Work order — The string "title" may appear in lines of the listing. Report each line where it does.

Excerpted data —
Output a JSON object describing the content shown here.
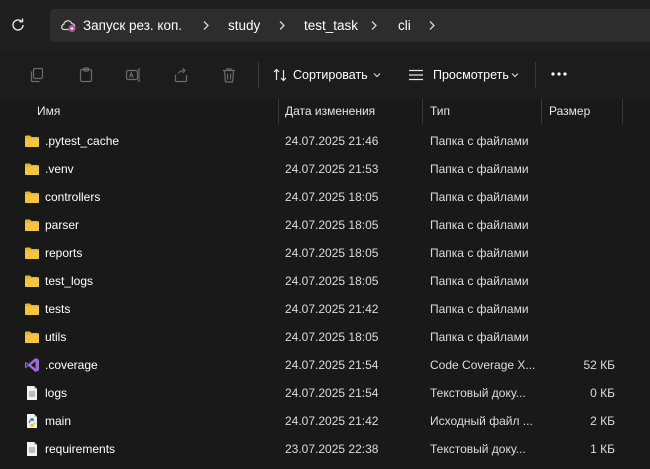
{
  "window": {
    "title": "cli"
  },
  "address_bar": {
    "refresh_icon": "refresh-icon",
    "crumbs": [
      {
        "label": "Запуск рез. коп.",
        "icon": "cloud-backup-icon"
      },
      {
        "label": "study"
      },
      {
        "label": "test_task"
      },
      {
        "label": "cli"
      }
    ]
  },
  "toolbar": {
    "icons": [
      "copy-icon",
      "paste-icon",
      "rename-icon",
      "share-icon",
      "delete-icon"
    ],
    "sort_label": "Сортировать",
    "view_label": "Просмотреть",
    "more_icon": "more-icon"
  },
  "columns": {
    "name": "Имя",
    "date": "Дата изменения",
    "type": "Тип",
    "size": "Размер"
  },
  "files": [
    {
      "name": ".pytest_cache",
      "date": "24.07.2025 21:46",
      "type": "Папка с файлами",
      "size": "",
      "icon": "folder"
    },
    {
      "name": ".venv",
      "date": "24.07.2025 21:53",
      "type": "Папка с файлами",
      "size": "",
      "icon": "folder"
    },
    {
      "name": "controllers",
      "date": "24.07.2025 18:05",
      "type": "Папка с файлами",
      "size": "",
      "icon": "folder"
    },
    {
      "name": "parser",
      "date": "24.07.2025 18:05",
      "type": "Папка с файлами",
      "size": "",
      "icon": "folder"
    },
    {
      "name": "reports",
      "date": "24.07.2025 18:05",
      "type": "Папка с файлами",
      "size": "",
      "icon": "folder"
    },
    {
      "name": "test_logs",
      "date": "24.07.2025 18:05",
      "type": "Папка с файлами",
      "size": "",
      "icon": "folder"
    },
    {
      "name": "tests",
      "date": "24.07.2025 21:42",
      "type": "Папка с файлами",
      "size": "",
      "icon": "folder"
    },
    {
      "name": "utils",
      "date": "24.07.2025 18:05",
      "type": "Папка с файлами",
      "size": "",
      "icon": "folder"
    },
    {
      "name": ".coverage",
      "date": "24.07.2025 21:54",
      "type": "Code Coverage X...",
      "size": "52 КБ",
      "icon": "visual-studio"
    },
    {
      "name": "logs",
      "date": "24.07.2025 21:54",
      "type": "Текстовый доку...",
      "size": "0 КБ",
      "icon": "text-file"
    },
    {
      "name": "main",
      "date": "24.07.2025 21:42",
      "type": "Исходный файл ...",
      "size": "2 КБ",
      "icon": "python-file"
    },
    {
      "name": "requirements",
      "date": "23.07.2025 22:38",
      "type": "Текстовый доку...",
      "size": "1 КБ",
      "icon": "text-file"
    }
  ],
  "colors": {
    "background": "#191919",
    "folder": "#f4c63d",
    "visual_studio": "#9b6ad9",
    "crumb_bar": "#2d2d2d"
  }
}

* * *

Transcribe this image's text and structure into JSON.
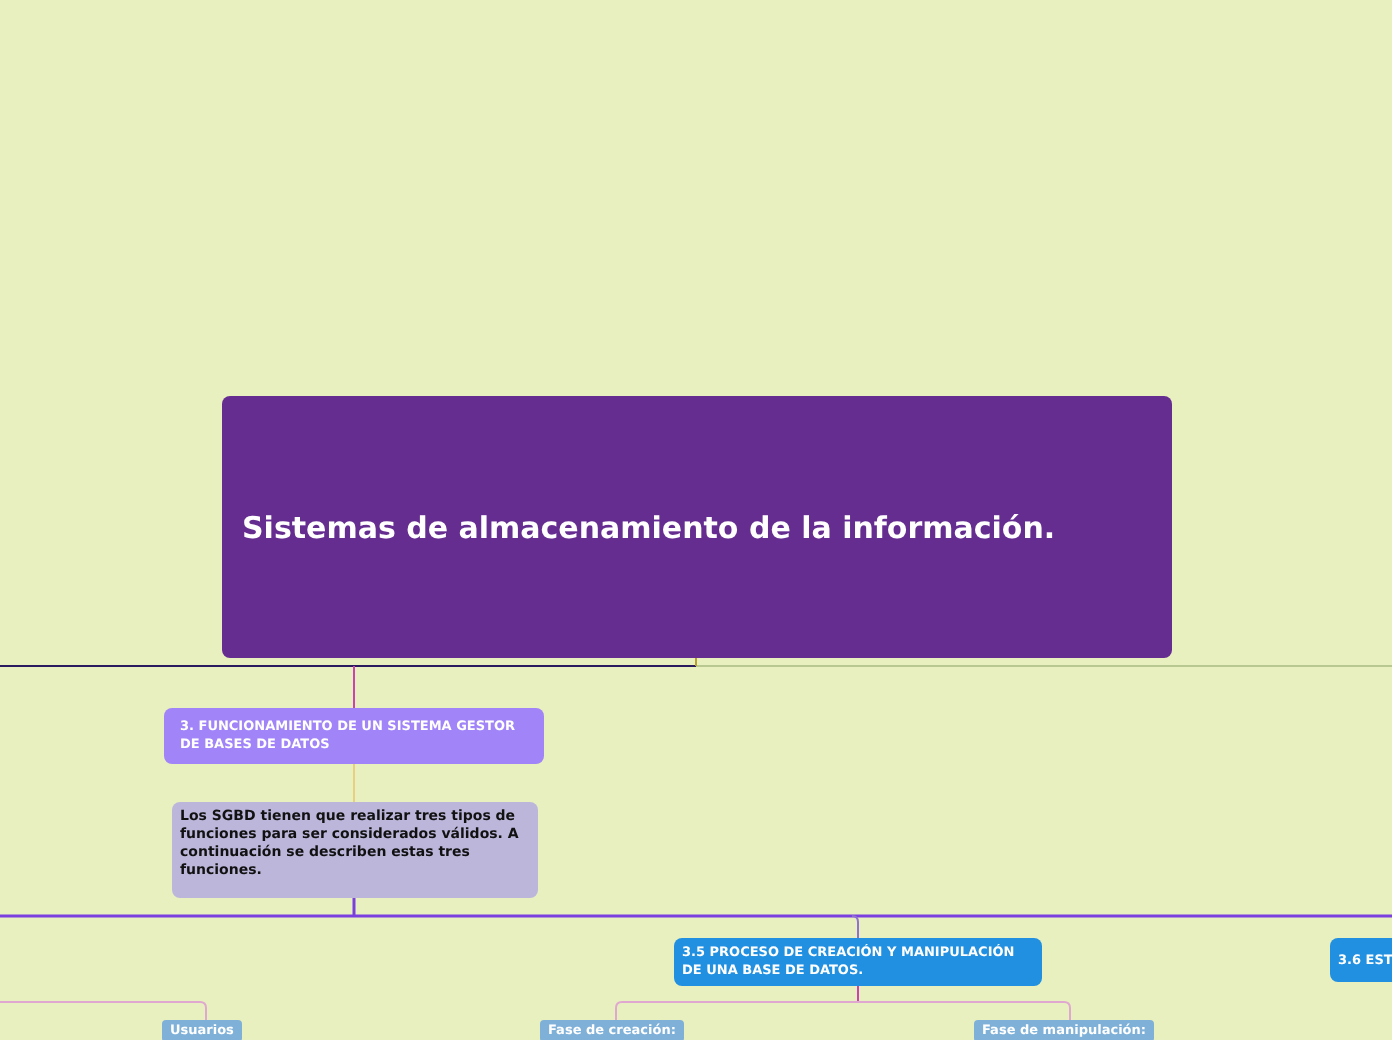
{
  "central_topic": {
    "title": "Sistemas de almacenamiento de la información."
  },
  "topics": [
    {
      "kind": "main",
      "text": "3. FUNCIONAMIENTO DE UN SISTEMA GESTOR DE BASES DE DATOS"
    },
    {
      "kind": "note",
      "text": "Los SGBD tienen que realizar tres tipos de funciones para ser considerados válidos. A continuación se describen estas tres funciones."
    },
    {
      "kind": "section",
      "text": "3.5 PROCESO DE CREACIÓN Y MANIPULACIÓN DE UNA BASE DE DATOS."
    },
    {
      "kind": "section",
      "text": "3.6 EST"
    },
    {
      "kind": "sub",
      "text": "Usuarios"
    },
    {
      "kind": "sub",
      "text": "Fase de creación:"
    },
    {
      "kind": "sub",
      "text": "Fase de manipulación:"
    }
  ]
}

Written reply —
    "title": "cli"
    "title": "Sistemas de almacenamiento de la información."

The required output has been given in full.